In the case of a tree of clusters, you start at the root and walk down the tree. At each node you can make the decision to accept the whole node for rasterization (and stop traversal), or cull the whole node, or else recurse to the children. In a compute shader this can be implemented by issuing separate indirect dispatches for each level of the tree, with each level outputting a list of nodes to be processed in the next level. However, Nanite takes a different approach to this with what appears to be a single compute dispatch that uses a ring buffer (maybe?) of nodes to process, and the shaders keep running and popping off nodes to process until the whole thing is done. Nanite also does LOD selection during this phase, as higher levels in the tree represent more simplified LODs, and it stops descending a part of the tree when it reaches a node with low enough LOD error to render it (or if it reaches parts of the tree that are not streamed in at the moment - in which case it can also log a request for that node in another append buffer, to be read back and processed by the CPU streaming code later).
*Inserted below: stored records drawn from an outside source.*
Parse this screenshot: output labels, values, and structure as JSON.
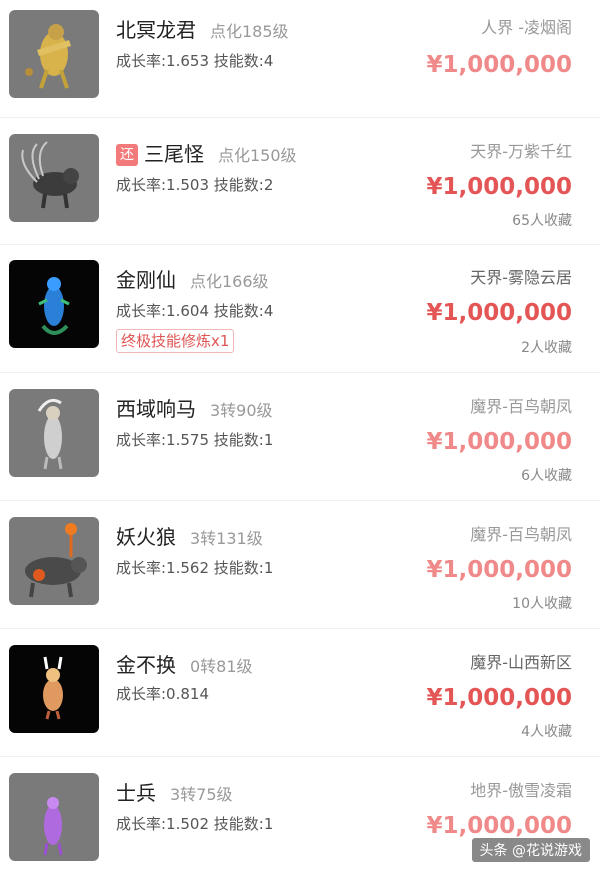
{
  "items": [
    {
      "name": "北冥龙君",
      "level": "点化185级",
      "stats": "成长率:1.653  技能数:4",
      "server": "人界 -凌烟阁",
      "price": "¥1,000,000",
      "favorites": ""
    },
    {
      "name": "三尾怪",
      "return_tag": "还",
      "level": "点化150级",
      "stats": "成长率:1.503  技能数:2",
      "server": "天界-万紫千红",
      "price": "¥1,000,000",
      "favorites": "65人收藏"
    },
    {
      "name": "金刚仙",
      "level": "点化166级",
      "stats": "成长率:1.604  技能数:4",
      "skill_badge": "终极技能修炼x1",
      "server": "天界-雾隐云居",
      "price": "¥1,000,000",
      "favorites": "2人收藏"
    },
    {
      "name": "西域响马",
      "level": "3转90级",
      "stats": "成长率:1.575  技能数:1",
      "server": "魔界-百鸟朝凤",
      "price": "¥1,000,000",
      "favorites": "6人收藏"
    },
    {
      "name": "妖火狼",
      "level": "3转131级",
      "stats": "成长率:1.562  技能数:1",
      "server": "魔界-百鸟朝凤",
      "price": "¥1,000,000",
      "favorites": "10人收藏"
    },
    {
      "name": "金不换",
      "level": "0转81级",
      "stats": "成长率:0.814",
      "server": "魔界-山西新区",
      "price": "¥1,000,000",
      "favorites": "4人收藏"
    },
    {
      "name": "士兵",
      "level": "3转75级",
      "stats": "成长率:1.502  技能数:1",
      "server": "地界-傲雪凌霜",
      "price": "¥1,000,000",
      "favorites": ""
    }
  ],
  "watermark": "头条 @花说游戏",
  "colors": {
    "price": "#e45656",
    "badge": "#f37a7a"
  }
}
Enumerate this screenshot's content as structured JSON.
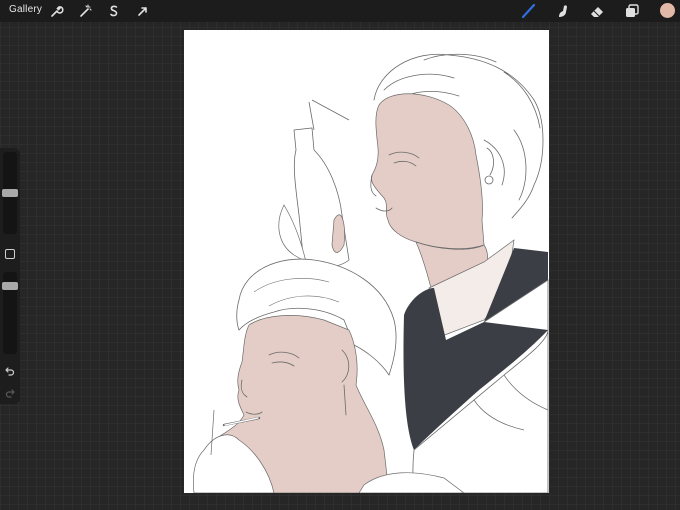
{
  "topbar": {
    "gallery_label": "Gallery",
    "actions_icons": [
      "wrench-icon",
      "magic-wand-icon",
      "selection-icon",
      "transform-icon"
    ],
    "tools_icons": [
      "brush-icon",
      "smudge-icon",
      "eraser-icon",
      "layers-icon"
    ],
    "active_tool": "brush-icon",
    "active_tool_color": "#2f6fe0",
    "current_color": "#e2b9a6"
  },
  "sidebar": {
    "brush_size_level": 0.5,
    "opacity_level": 0.17,
    "icons": [
      "modify-square-icon",
      "undo-icon",
      "redo-icon"
    ]
  },
  "canvas": {
    "background": "#ffffff",
    "ink": "#6a6a6a",
    "skin_tone": "#e4cdc6",
    "vest_color": "#3b3e45"
  }
}
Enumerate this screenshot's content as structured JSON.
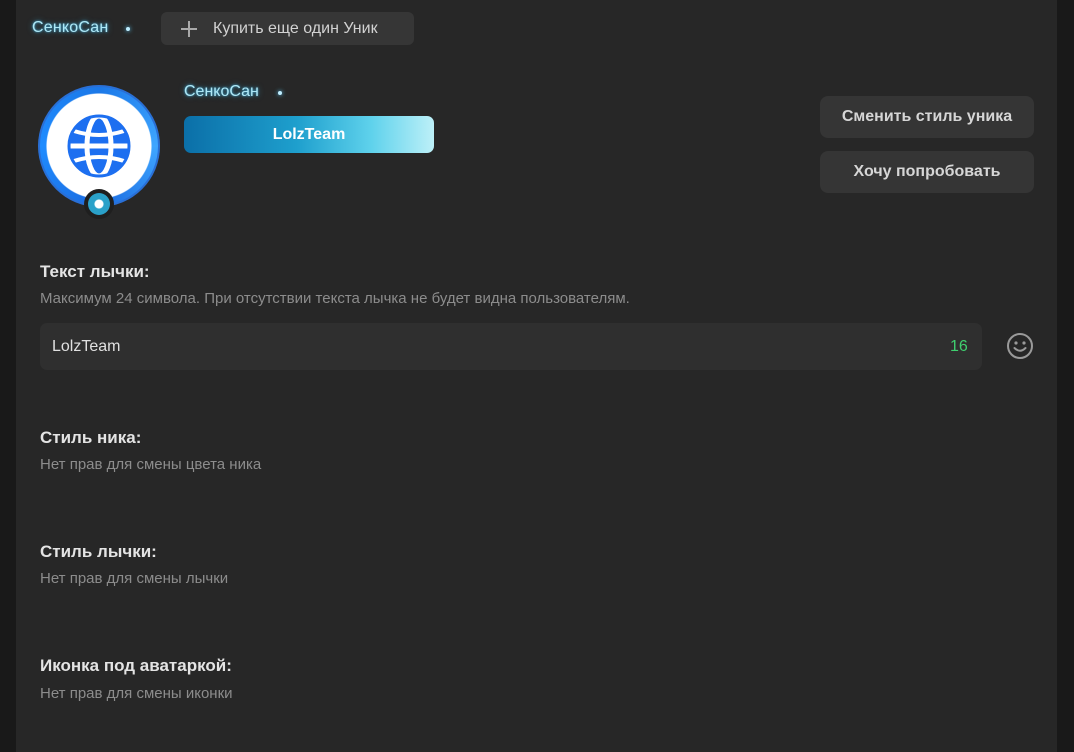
{
  "top_bar": {
    "nick": "СенкоСан",
    "buy_button_label": "Купить еще один Уник"
  },
  "preview": {
    "nick": "СенкоСан",
    "banner_text": "LolzTeam",
    "colors": {
      "nick_glow": "#46c8ff",
      "banner_gradient": [
        "#0b6fa8",
        "#1e9fcd",
        "#5fd2ec",
        "#bdf0f8"
      ]
    }
  },
  "actions": {
    "change_style_label": "Сменить стиль уника",
    "try_label": "Хочу попробовать"
  },
  "banner_text_section": {
    "title": "Текст лычки:",
    "description": "Максимум 24 символа. При отсутствии текста лычка не будет видна пользователям.",
    "input_value": "LolzTeam",
    "remaining_count": "16",
    "counter_color": "#3fcf6f"
  },
  "nick_style_section": {
    "title": "Стиль ника:",
    "description": "Нет прав для смены цвета ника"
  },
  "banner_style_section": {
    "title": "Стиль лычки:",
    "description": "Нет прав для смены лычки"
  },
  "avatar_icon_section": {
    "title": "Иконка под аватаркой:",
    "description": "Нет прав для смены иконки"
  }
}
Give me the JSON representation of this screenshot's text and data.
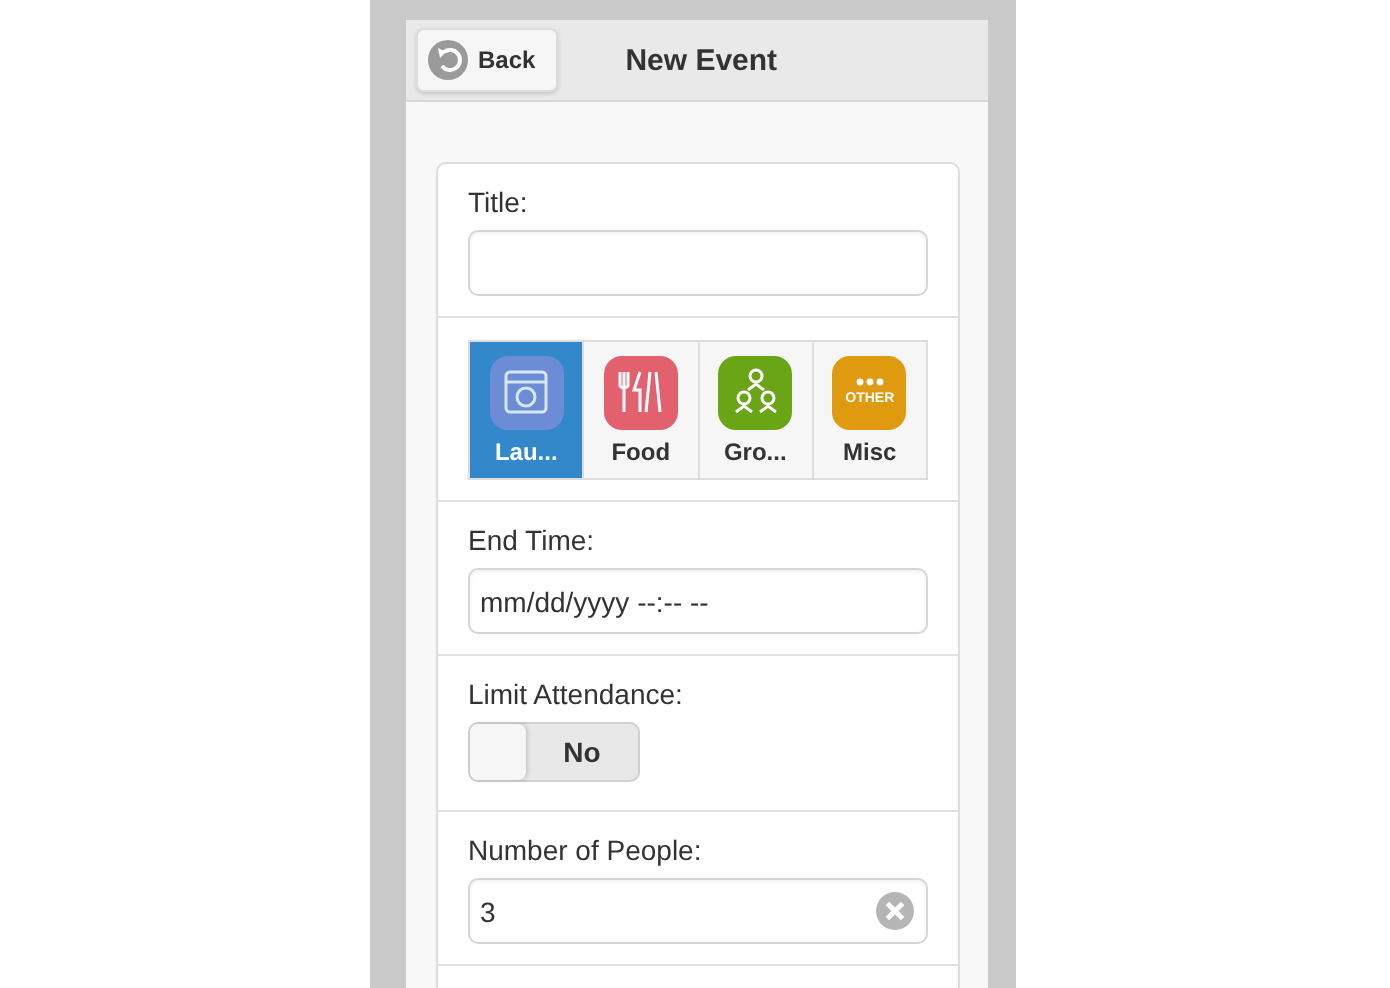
{
  "header": {
    "back_label": "Back",
    "title": "New Event"
  },
  "title_field": {
    "label": "Title:"
  },
  "categories": [
    {
      "kind": "laundry",
      "label": "Lau...",
      "selected": true,
      "color": "#7b8fd8"
    },
    {
      "kind": "food",
      "label": "Food",
      "selected": false,
      "color": "#e3606f"
    },
    {
      "kind": "group",
      "label": "Gro...",
      "selected": false,
      "color": "#6aa516"
    },
    {
      "kind": "other",
      "label": "Misc",
      "selected": false,
      "color": "#e09a10",
      "icon_text": "OTHER"
    }
  ],
  "end_time": {
    "label": "End Time:",
    "value": "mm/dd/yyyy --:-- --"
  },
  "limit_attendance": {
    "label": "Limit Attendance:",
    "on": false,
    "state_label": "No"
  },
  "people": {
    "label": "Number of People:",
    "value": "3"
  }
}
GPU occlusion culling is a pretty interesting algorithm, too. The basic idea is to use last frame's depth buffer as an approximate "initial guess" as to what surfaces are visible or occluded in the new frame, then fix up the errors (things initially marked as occluded that are actually visible) in a second pass. Alex Evans talked about this a bit in the HPG keynote you linked above. This doesn't actually require hierarchical cluster culling, but can be applied even for ordinary object-based culling on the GPU. Basically, while you're traversing your list/tree of meshlets to cull, if they pass the frustum and backfacing tests then you test their bounding box against the HiZ buffer (hierarchical representation of the last frame's Z-buffer - basically a mip chain that stores the min and max Z in each pixel). This is done using the last frame's camera and object transform for that node. If the bounding box is behind the HiZ buffer then that node is culled and traversal stops, but it also gets added to a separate list of occlusion-culled nodes to re-test later. You proceed to rendering all the nodes that passed this first culling pass, then build a new HiZ buffer from the current frame's depth buffer so far. Finally, you re-test all the occlusion-culled nodes against the new HiZ buffer, which lets you find all the ones that were mistakenly culled but are actually visible. Then you resume traversal etc as usual for those nodes, and draw them in a follow-up pass. This second pass usually contains a relatively small number of nodes, in areas where camera or object movement has created a "disocclusion" (a place where previously hidden geometry has been revealed). Finally, the HiZ buffer is updated again and goes forward to repeat the process in the next frame (as well as being potentially used for other purposes, like screen-space ray tracing for lighting).

Further on Nanite specifically, here are some analyses made by third parties (not Epic-associated) looking at Nanite in RenderDoc and reading the source code:

Since UE5 is open-source, you can go and look at the code for Nanite if you want. You have to register with Epic to join their GitHub organization, but then you should be able to access the following links (deep linked to the Nanite source directories within the UE5 GitHub):

Also, some of the Nanite (and Lumen) developers are scheduled to do talks at this summer's SIGGRAPH, where no doubt additional details and history will be discussed.


Your Answer

By clicking “Post Your Answer”, you agree to our terms of service and acknowledge you have read our privacy policy.

Not the answer you're looking for? Browse other questions tagged or ask your own question.